Your task: How many lines of the records hold the string "true"? Reply with the number alone.

START Data provided

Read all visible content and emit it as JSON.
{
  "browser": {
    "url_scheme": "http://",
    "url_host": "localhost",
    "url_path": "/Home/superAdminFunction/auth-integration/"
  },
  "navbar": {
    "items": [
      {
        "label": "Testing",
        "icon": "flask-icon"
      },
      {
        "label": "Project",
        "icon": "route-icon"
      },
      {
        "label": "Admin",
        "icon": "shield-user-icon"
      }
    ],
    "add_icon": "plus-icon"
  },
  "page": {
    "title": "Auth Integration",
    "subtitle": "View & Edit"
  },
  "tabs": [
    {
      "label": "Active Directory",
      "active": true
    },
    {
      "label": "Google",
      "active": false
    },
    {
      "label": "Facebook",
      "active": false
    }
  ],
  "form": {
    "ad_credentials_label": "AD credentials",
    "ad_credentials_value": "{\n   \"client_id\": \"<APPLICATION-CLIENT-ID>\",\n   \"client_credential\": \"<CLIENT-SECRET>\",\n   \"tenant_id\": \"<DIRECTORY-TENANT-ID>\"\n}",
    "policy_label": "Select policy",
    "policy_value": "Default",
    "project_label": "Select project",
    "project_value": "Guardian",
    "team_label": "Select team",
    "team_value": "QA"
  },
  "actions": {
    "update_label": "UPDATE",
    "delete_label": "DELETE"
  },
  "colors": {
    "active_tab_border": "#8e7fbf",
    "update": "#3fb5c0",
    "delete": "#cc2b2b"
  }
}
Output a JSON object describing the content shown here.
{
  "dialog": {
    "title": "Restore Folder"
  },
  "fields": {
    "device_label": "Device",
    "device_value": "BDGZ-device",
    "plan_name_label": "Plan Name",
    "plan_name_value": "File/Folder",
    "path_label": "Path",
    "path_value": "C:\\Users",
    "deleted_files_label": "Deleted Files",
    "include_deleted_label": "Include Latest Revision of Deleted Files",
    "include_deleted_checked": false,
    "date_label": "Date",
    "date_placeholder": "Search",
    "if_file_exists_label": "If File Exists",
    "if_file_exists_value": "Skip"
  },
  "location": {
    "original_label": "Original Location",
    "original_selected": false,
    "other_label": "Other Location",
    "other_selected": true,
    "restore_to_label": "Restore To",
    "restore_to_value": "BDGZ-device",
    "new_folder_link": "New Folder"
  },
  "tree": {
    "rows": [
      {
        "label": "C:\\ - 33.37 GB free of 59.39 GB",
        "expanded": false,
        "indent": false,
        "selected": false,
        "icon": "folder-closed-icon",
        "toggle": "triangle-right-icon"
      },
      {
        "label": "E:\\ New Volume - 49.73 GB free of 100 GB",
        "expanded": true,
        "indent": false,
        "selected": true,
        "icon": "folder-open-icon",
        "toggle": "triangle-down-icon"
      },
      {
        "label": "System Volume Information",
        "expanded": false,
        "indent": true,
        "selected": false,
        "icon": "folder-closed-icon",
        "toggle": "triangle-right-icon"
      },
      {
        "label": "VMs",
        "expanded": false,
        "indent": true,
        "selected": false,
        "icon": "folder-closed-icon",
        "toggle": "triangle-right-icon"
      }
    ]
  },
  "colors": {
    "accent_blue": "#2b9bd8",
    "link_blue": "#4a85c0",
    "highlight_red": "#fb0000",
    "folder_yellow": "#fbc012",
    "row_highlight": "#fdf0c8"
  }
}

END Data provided

Response to this exercise: 6